**** EXERCISE DATA ****

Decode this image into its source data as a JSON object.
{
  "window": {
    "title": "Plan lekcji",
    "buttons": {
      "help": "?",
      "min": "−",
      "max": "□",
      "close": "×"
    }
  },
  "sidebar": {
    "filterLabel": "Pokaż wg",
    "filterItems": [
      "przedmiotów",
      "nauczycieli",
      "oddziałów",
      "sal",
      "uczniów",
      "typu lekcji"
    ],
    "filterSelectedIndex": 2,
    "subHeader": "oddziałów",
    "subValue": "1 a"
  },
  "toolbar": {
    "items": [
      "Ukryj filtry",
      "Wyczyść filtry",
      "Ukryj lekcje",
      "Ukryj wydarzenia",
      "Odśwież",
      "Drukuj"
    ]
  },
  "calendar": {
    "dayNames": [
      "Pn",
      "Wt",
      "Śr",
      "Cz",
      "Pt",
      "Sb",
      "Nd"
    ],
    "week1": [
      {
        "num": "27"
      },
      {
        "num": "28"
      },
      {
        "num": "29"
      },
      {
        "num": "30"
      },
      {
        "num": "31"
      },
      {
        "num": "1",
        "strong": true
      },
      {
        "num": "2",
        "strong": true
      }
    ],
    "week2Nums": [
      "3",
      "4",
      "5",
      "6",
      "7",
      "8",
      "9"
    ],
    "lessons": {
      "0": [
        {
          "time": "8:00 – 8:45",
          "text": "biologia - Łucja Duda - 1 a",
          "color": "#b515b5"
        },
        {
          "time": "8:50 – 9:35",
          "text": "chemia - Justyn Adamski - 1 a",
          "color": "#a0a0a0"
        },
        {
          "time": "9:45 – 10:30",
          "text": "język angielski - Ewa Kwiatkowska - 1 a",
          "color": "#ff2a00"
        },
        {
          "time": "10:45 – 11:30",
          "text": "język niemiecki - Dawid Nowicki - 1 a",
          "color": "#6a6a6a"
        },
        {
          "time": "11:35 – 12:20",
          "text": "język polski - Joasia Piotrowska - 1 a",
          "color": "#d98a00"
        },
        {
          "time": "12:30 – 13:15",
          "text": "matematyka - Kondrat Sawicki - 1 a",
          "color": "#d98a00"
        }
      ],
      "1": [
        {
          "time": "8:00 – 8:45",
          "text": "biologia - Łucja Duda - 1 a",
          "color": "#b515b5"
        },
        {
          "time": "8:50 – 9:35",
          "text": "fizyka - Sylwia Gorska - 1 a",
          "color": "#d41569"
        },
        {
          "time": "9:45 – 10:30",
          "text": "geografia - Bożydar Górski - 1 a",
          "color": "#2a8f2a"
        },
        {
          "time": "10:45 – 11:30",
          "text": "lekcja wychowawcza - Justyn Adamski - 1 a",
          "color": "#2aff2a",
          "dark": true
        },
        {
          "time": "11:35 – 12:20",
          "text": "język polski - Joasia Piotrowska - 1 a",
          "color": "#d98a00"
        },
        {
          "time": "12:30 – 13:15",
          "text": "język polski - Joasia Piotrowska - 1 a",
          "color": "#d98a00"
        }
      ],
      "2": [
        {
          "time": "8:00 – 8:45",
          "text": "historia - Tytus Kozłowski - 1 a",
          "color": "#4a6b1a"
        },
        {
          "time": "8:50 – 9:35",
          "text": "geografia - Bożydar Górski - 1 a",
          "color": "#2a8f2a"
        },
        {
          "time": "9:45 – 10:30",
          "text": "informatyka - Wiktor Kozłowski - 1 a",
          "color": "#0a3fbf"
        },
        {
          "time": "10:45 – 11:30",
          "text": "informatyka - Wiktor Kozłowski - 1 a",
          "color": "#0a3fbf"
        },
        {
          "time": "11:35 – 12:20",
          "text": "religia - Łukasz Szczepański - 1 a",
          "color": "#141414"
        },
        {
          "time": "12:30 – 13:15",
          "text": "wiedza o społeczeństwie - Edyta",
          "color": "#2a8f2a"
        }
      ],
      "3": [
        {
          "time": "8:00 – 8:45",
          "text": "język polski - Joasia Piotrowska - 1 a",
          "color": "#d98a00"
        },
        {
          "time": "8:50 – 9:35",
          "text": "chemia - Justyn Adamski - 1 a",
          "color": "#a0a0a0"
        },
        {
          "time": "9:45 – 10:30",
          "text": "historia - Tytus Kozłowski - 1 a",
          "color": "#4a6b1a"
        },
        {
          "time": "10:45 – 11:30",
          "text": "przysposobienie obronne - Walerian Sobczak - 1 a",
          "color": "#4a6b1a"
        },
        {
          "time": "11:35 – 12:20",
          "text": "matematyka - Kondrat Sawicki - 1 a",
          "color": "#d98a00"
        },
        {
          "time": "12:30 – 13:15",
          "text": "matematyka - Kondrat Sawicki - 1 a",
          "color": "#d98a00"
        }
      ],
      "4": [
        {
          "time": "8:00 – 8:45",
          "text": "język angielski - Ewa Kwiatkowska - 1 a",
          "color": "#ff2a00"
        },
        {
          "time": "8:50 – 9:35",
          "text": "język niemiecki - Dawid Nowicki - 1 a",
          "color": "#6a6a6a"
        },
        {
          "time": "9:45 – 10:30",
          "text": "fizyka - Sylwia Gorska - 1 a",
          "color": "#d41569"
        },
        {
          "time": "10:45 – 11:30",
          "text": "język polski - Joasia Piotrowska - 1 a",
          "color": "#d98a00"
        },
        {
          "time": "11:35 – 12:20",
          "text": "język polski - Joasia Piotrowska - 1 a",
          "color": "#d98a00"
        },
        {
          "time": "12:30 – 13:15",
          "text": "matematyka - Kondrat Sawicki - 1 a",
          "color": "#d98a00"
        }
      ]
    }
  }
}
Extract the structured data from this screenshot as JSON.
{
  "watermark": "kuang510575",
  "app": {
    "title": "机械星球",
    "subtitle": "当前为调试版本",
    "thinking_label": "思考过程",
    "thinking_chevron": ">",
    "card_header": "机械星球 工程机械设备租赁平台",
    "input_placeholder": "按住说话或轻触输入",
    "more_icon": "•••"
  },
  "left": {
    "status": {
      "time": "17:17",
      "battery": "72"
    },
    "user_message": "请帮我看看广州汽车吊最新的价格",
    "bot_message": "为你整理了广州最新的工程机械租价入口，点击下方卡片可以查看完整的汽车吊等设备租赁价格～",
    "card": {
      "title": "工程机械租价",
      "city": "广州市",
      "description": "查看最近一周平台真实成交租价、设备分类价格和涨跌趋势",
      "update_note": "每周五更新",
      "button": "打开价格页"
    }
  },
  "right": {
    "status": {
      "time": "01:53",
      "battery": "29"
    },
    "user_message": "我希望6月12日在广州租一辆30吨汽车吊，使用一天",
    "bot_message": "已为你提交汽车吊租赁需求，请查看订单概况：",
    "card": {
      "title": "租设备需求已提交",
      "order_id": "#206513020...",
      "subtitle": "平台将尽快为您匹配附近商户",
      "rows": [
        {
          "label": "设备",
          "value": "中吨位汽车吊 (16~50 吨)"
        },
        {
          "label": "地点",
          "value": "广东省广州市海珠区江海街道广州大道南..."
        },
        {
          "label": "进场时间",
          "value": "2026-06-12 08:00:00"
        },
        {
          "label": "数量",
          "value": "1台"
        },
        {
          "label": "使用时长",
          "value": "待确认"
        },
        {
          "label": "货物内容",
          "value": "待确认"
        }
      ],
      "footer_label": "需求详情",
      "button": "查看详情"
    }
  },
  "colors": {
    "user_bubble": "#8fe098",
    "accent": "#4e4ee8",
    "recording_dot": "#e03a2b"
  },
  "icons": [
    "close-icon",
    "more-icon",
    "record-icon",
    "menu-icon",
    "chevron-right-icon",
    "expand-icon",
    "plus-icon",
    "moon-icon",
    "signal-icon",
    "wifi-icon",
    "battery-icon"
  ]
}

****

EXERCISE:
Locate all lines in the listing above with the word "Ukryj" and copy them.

THE ANSWER:
      "Ukryj filtry",
      "Ukryj lekcje",
      "Ukryj wydarzenia",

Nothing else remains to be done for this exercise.